British Eccentrics: A Postscript To Eggs Like Fanny’s
Following on from yesterday’s comments, I took another look at Fanny. At the heart of her cookery were Escoffier’s rules, so this morning I followed her technique for plain simple scrambled eggs and suddenly realised the difference, and why she became an influence on chefs. To a postwar rationed bankrupt nation her food was aspirational.
The recipe only works if you defy all the techniques you’ve learned about gentle heat and light cooking. You use an scorching iron skillet, fresh red-yolk farm eggs, smoking butter and oil, no milk, a sharp-edged fork, an enormous amount of vigour and a very vigilant eye. The second the eggs start to coagulate you churn without disturbing the mix (some French chefs mix eggs with the blade of a knife) and turn off the heat. The result is deep orange, lumpy and full of variant colour and texture – so unique-looking that I couldn’t find an online shot remotely like them (I did not have time to stop for a pan-selfie). I once had a dish of parsi eggs on the roof of an old fort in India that had the exact same colour – that’s the only reference I have.

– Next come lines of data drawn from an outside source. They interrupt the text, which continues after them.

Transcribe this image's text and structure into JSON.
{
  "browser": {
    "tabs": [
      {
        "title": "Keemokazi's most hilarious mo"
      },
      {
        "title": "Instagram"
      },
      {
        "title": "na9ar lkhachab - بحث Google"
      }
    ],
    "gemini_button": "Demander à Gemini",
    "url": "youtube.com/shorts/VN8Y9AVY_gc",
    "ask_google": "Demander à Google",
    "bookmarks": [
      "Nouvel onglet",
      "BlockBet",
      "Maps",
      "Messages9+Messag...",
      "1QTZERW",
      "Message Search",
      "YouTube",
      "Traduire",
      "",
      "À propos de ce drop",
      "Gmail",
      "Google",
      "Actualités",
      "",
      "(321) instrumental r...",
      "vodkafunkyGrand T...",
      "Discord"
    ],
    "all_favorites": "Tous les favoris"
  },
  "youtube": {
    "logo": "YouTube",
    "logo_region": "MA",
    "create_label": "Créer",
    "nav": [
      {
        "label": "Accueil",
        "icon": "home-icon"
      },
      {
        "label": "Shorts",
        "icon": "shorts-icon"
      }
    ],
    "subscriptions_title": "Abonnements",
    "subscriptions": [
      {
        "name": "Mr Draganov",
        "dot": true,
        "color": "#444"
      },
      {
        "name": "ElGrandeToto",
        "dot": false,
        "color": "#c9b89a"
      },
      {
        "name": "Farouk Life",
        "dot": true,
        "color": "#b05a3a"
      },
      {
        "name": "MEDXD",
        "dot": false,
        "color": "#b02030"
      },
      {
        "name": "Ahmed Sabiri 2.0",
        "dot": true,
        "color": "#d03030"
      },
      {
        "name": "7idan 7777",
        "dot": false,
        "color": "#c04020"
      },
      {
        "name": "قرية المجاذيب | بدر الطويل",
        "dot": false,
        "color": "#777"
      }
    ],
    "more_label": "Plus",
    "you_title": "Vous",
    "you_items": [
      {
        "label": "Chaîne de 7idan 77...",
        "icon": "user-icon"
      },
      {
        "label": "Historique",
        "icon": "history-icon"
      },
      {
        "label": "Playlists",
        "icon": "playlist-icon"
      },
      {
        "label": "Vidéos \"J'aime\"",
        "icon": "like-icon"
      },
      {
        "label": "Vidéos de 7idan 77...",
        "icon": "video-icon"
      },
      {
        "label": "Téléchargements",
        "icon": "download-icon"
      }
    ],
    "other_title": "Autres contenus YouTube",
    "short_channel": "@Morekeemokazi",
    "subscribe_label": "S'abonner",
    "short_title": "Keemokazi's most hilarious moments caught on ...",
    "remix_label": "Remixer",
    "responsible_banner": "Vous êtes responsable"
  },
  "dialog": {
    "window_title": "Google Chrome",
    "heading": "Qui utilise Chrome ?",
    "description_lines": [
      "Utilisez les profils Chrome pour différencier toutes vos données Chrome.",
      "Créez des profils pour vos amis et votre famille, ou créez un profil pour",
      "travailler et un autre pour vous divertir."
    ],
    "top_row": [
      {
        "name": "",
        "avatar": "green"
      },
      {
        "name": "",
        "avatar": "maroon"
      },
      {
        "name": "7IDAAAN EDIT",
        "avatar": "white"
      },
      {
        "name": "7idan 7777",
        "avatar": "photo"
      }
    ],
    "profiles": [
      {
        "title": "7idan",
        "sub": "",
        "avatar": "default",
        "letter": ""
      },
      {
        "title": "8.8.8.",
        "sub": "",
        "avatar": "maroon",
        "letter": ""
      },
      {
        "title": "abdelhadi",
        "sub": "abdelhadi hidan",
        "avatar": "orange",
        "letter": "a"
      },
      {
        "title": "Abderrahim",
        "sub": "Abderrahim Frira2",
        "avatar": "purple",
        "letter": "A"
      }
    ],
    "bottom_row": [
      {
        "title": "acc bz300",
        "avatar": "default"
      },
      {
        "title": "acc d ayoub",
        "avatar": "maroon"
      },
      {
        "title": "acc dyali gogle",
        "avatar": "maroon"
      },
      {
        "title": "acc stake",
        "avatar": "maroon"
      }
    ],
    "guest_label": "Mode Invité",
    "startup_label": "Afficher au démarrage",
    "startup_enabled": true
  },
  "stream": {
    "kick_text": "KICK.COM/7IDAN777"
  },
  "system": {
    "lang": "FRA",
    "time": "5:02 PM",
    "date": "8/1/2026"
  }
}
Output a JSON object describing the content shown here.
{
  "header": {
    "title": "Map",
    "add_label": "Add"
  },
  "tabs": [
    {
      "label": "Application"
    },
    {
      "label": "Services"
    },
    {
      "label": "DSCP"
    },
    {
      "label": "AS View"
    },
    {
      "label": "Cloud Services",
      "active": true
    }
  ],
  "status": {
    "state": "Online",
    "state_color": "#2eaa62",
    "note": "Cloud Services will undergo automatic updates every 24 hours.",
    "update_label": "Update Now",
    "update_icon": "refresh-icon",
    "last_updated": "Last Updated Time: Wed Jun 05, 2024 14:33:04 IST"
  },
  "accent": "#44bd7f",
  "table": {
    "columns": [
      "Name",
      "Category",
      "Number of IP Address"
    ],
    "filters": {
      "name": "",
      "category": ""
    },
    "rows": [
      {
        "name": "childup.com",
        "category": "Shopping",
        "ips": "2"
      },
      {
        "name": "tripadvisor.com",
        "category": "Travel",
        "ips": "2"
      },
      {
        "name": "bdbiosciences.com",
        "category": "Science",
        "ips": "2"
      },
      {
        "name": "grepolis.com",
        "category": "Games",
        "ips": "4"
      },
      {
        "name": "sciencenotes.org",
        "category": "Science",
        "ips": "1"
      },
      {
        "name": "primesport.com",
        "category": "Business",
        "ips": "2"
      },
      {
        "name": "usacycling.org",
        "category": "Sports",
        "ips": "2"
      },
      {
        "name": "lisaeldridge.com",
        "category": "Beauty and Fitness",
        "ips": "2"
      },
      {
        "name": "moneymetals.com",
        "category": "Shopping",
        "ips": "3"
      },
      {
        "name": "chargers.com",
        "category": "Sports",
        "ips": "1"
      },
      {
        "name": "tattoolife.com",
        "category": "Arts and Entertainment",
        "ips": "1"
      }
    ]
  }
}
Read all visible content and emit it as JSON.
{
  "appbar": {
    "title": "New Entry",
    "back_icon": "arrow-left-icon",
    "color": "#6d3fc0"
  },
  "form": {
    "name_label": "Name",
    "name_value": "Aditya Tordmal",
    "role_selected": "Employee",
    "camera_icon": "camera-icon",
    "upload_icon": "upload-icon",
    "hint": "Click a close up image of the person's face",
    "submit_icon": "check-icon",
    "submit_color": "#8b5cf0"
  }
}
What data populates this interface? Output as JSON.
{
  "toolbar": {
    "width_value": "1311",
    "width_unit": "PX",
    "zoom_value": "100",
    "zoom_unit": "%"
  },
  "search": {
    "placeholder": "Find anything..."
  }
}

Or you could eat these. This is the Wikipedia photo entry for ‘scrambled eggs’, like someone emptied a packet of crisps into a bowl. Fanny wasn’t pretty but she was no fool.